What you should do: If a record holds a picture, leave the picture out and restate everything else word for word.

Exercise input:
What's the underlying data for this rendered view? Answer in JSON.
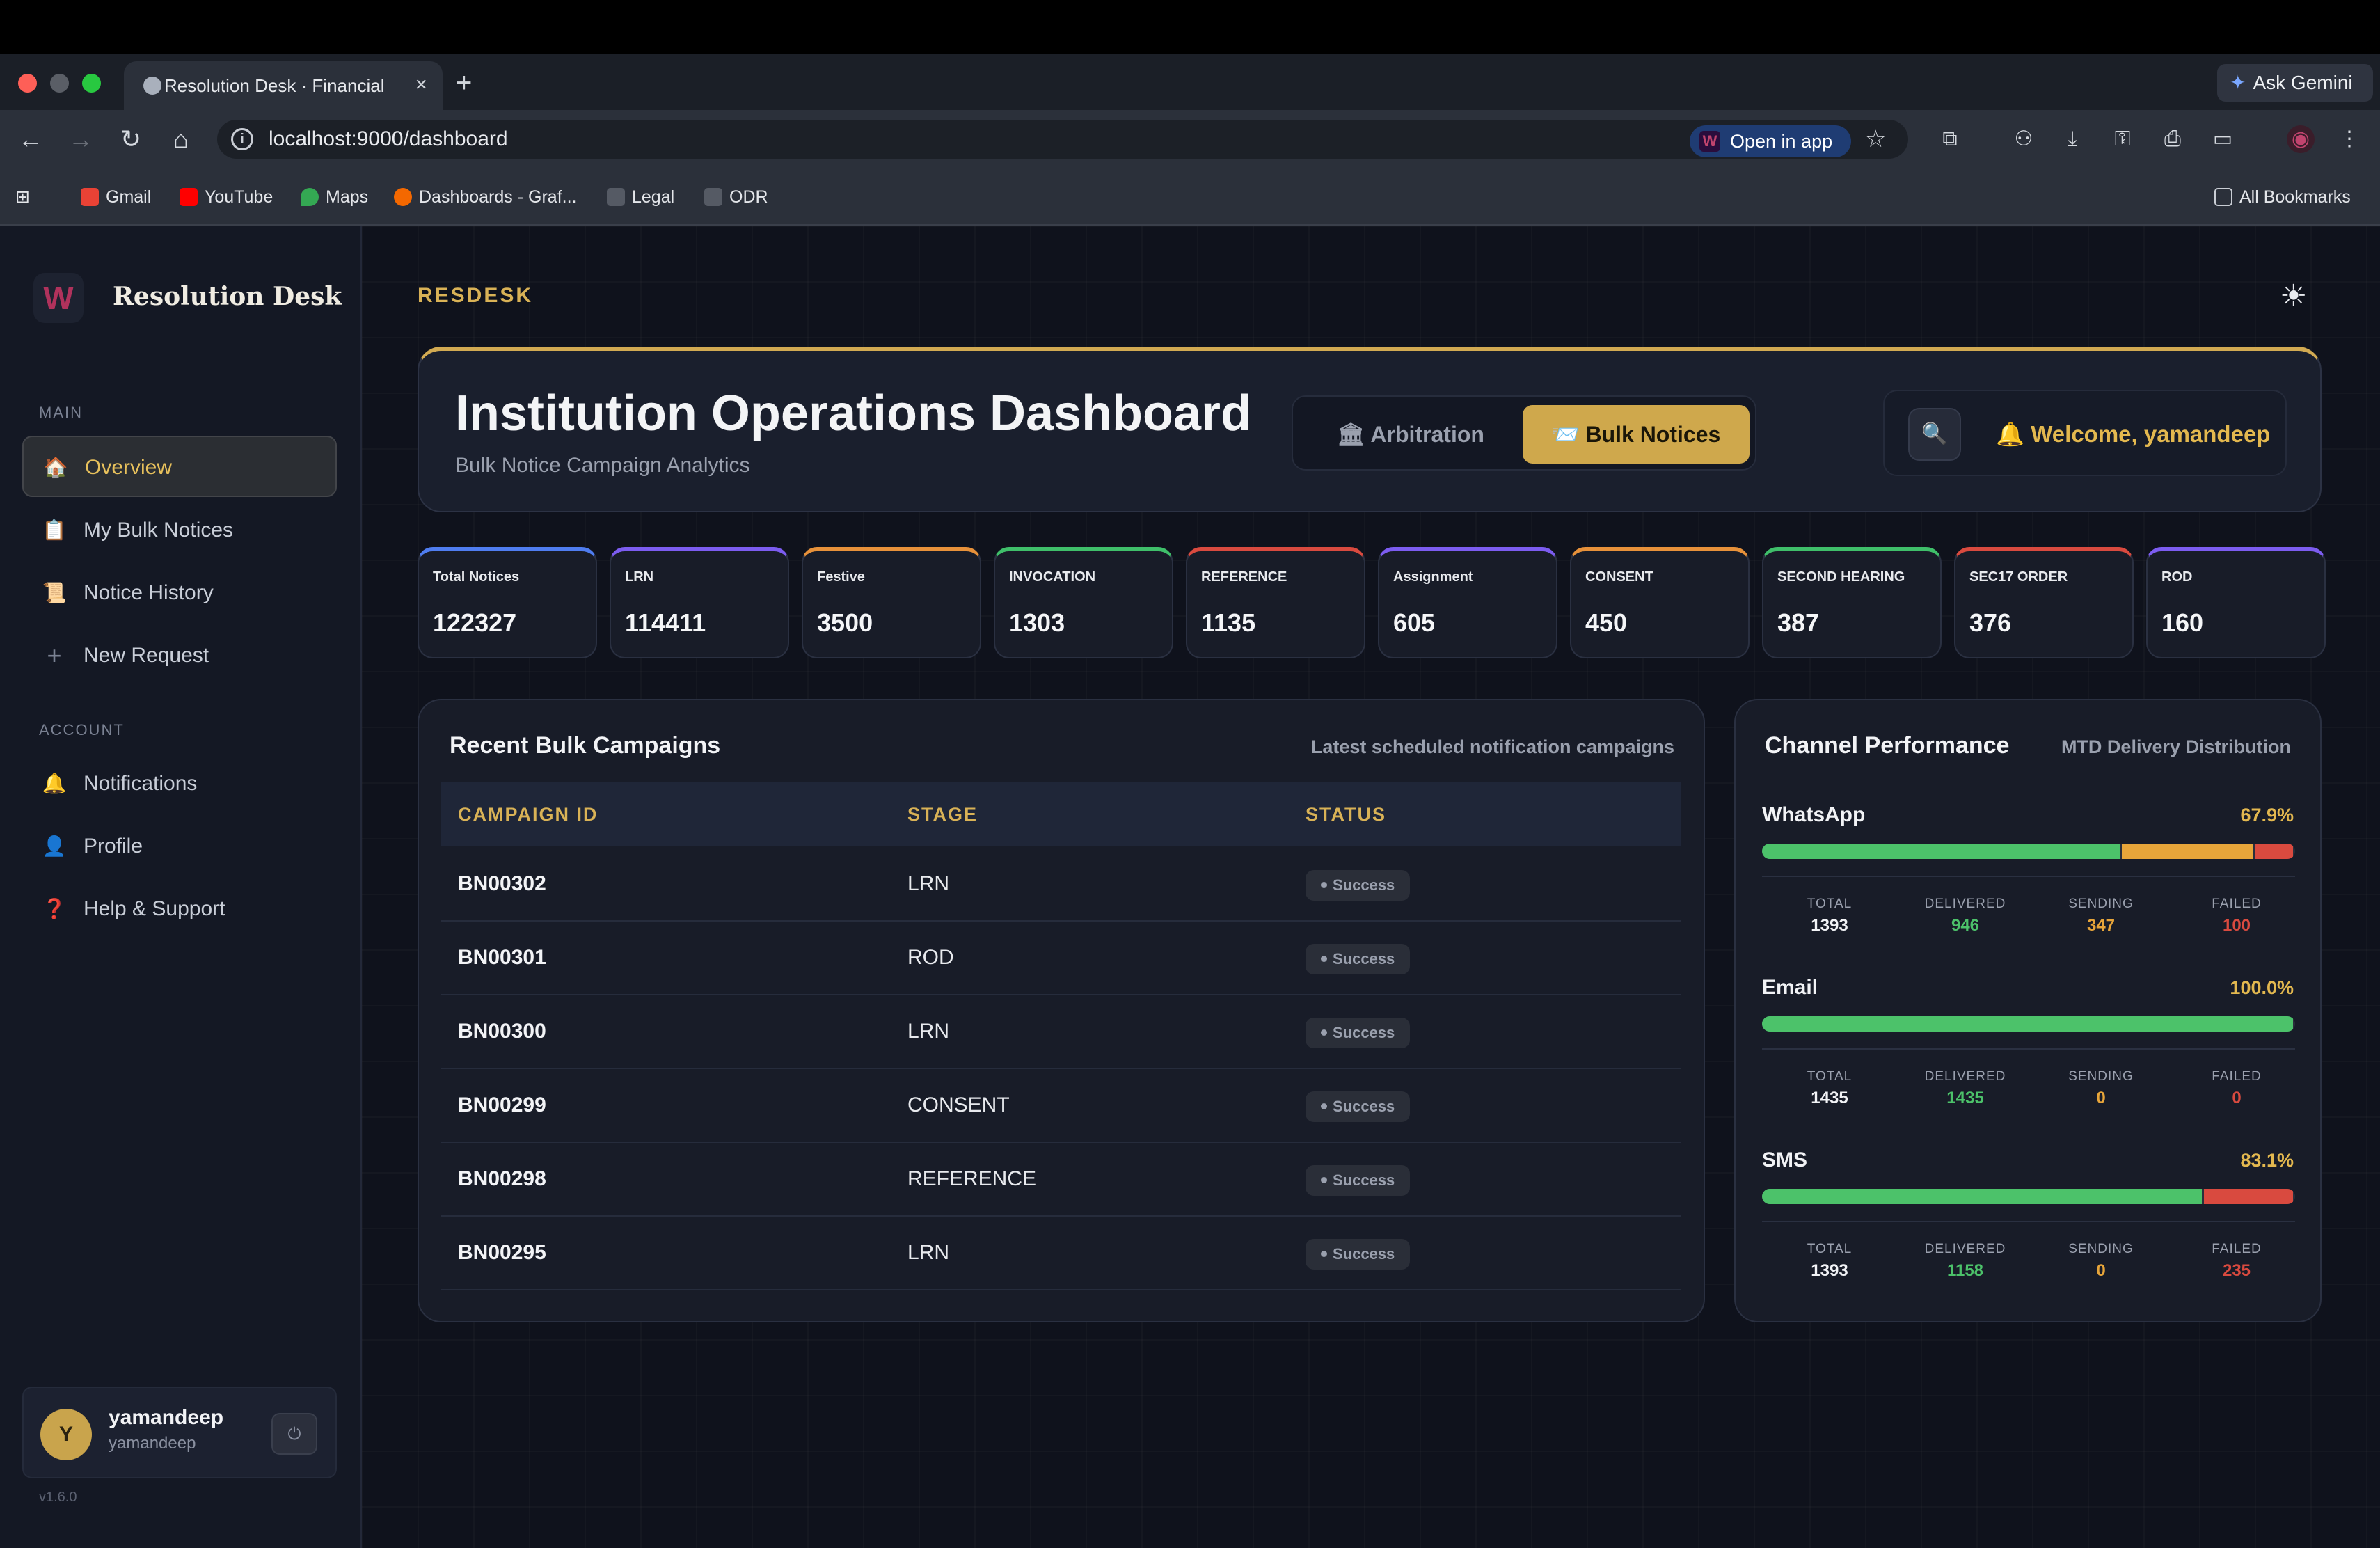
{
  "browser": {
    "tab_title": "Resolution Desk · Financial In",
    "url": "localhost:9000/dashboard",
    "open_in_app": "Open in app",
    "ask_gemini": "Ask Gemini",
    "bookmarks": [
      "Gmail",
      "YouTube",
      "Maps",
      "Dashboards - Graf...",
      "Legal",
      "ODR"
    ],
    "all_bookmarks": "All Bookmarks"
  },
  "sidebar": {
    "brand": "Resolution Desk",
    "logo_letter": "W",
    "main_label": "MAIN",
    "main_items": [
      {
        "label": "Overview",
        "icon": "🏠"
      },
      {
        "label": "My Bulk Notices",
        "icon": "📋"
      },
      {
        "label": "Notice History",
        "icon": "📜"
      },
      {
        "label": "New Request",
        "icon": "+"
      }
    ],
    "account_label": "ACCOUNT",
    "account_items": [
      {
        "label": "Notifications",
        "icon": "🔔"
      },
      {
        "label": "Profile",
        "icon": "👤"
      },
      {
        "label": "Help & Support",
        "icon": "❓"
      }
    ],
    "user": {
      "initial": "Y",
      "name": "yamandeep",
      "sub": "yamandeep"
    },
    "version": "v1.6.0"
  },
  "header": {
    "brand_tag": "RESDESK",
    "title": "Institution Operations Dashboard",
    "subtitle": "Bulk Notice Campaign Analytics",
    "mode_options": [
      "🏛 Arbitration",
      "📨 Bulk Notices"
    ],
    "active_mode": "Bulk Notices",
    "welcome": "🔔  Welcome, yamandeep"
  },
  "stats": [
    {
      "label": "Total Notices",
      "value": "122327",
      "color": "#4f7df0"
    },
    {
      "label": "LRN",
      "value": "114411",
      "color": "#7c5cf0"
    },
    {
      "label": "Festive",
      "value": "3500",
      "color": "#e7913a"
    },
    {
      "label": "INVOCATION",
      "value": "1303",
      "color": "#3fbf6a"
    },
    {
      "label": "REFERENCE",
      "value": "1135",
      "color": "#d94a3f"
    },
    {
      "label": "Assignment",
      "value": "605",
      "color": "#7c5cf0"
    },
    {
      "label": "CONSENT",
      "value": "450",
      "color": "#e7913a"
    },
    {
      "label": "SECOND HEARING",
      "value": "387",
      "color": "#3fbf6a"
    },
    {
      "label": "SEC17 ORDER",
      "value": "376",
      "color": "#d94a3f"
    },
    {
      "label": "ROD",
      "value": "160",
      "color": "#7c5cf0"
    }
  ],
  "campaigns": {
    "title": "Recent Bulk Campaigns",
    "subtitle": "Latest scheduled notification campaigns",
    "headers": [
      "CAMPAIGN ID",
      "STAGE",
      "STATUS"
    ],
    "rows": [
      {
        "id": "BN00302",
        "stage": "LRN",
        "status": "Success"
      },
      {
        "id": "BN00301",
        "stage": "ROD",
        "status": "Success"
      },
      {
        "id": "BN00300",
        "stage": "LRN",
        "status": "Success"
      },
      {
        "id": "BN00299",
        "stage": "CONSENT",
        "status": "Success"
      },
      {
        "id": "BN00298",
        "stage": "REFERENCE",
        "status": "Success"
      },
      {
        "id": "BN00295",
        "stage": "LRN",
        "status": "Success"
      }
    ]
  },
  "channels": {
    "title": "Channel Performance",
    "subtitle": "MTD Delivery Distribution",
    "metric_labels": [
      "TOTAL",
      "DELIVERED",
      "SENDING",
      "FAILED"
    ],
    "items": [
      {
        "name": "WhatsApp",
        "pct": "67.9%",
        "total": "1393",
        "delivered": "946",
        "sending": "347",
        "failed": "100"
      },
      {
        "name": "Email",
        "pct": "100.0%",
        "total": "1435",
        "delivered": "1435",
        "sending": "0",
        "failed": "0"
      },
      {
        "name": "SMS",
        "pct": "83.1%",
        "total": "1393",
        "delivered": "1158",
        "sending": "0",
        "failed": "235"
      }
    ]
  },
  "colors": {
    "accent_gold": "#d9b256",
    "delivered": "#4cc26a",
    "sending": "#e7a53a",
    "failed": "#d94a3f"
  }
}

Result of this exercise:
What's the underlying data for this rendered view? Answer in JSON.
{
  "browser": {
    "tab_title": "Resolution Desk · Financial In",
    "url": "localhost:9000/dashboard",
    "open_in_app": "Open in app",
    "ask_gemini": "Ask Gemini",
    "bookmarks": [
      "Gmail",
      "YouTube",
      "Maps",
      "Dashboards - Graf...",
      "Legal",
      "ODR"
    ],
    "all_bookmarks": "All Bookmarks"
  },
  "sidebar": {
    "brand": "Resolution Desk",
    "logo_letter": "W",
    "main_label": "MAIN",
    "main_items": [
      {
        "label": "Overview",
        "icon": "🏠"
      },
      {
        "label": "My Bulk Notices",
        "icon": "📋"
      },
      {
        "label": "Notice History",
        "icon": "📜"
      },
      {
        "label": "New Request",
        "icon": "+"
      }
    ],
    "account_label": "ACCOUNT",
    "account_items": [
      {
        "label": "Notifications",
        "icon": "🔔"
      },
      {
        "label": "Profile",
        "icon": "👤"
      },
      {
        "label": "Help & Support",
        "icon": "❓"
      }
    ],
    "user": {
      "initial": "Y",
      "name": "yamandeep",
      "sub": "yamandeep"
    },
    "version": "v1.6.0"
  },
  "header": {
    "brand_tag": "RESDESK",
    "title": "Institution Operations Dashboard",
    "subtitle": "Bulk Notice Campaign Analytics",
    "mode_options": [
      "🏛 Arbitration",
      "📨 Bulk Notices"
    ],
    "active_mode": "Bulk Notices",
    "welcome": "🔔  Welcome, yamandeep"
  },
  "stats": [
    {
      "label": "Total Notices",
      "value": "122327",
      "color": "#4f7df0"
    },
    {
      "label": "LRN",
      "value": "114411",
      "color": "#7c5cf0"
    },
    {
      "label": "Festive",
      "value": "3500",
      "color": "#e7913a"
    },
    {
      "label": "INVOCATION",
      "value": "1303",
      "color": "#3fbf6a"
    },
    {
      "label": "REFERENCE",
      "value": "1135",
      "color": "#d94a3f"
    },
    {
      "label": "Assignment",
      "value": "605",
      "color": "#7c5cf0"
    },
    {
      "label": "CONSENT",
      "value": "450",
      "color": "#e7913a"
    },
    {
      "label": "SECOND HEARING",
      "value": "387",
      "color": "#3fbf6a"
    },
    {
      "label": "SEC17 ORDER",
      "value": "376",
      "color": "#d94a3f"
    },
    {
      "label": "ROD",
      "value": "160",
      "color": "#7c5cf0"
    }
  ],
  "campaigns": {
    "title": "Recent Bulk Campaigns",
    "subtitle": "Latest scheduled notification campaigns",
    "headers": [
      "CAMPAIGN ID",
      "STAGE",
      "STATUS"
    ],
    "rows": [
      {
        "id": "BN00302",
        "stage": "LRN",
        "status": "Success"
      },
      {
        "id": "BN00301",
        "stage": "ROD",
        "status": "Success"
      },
      {
        "id": "BN00300",
        "stage": "LRN",
        "status": "Success"
      },
      {
        "id": "BN00299",
        "stage": "CONSENT",
        "status": "Success"
      },
      {
        "id": "BN00298",
        "stage": "REFERENCE",
        "status": "Success"
      },
      {
        "id": "BN00295",
        "stage": "LRN",
        "status": "Success"
      }
    ]
  },
  "channels": {
    "title": "Channel Performance",
    "subtitle": "MTD Delivery Distribution",
    "metric_labels": [
      "TOTAL",
      "DELIVERED",
      "SENDING",
      "FAILED"
    ],
    "items": [
      {
        "name": "WhatsApp",
        "pct": "67.9%",
        "total": "1393",
        "delivered": "946",
        "sending": "347",
        "failed": "100"
      },
      {
        "name": "Email",
        "pct": "100.0%",
        "total": "1435",
        "delivered": "1435",
        "sending": "0",
        "failed": "0"
      },
      {
        "name": "SMS",
        "pct": "83.1%",
        "total": "1393",
        "delivered": "1158",
        "sending": "0",
        "failed": "235"
      }
    ]
  },
  "colors": {
    "accent_gold": "#d9b256",
    "delivered": "#4cc26a",
    "sending": "#e7a53a",
    "failed": "#d94a3f"
  }
}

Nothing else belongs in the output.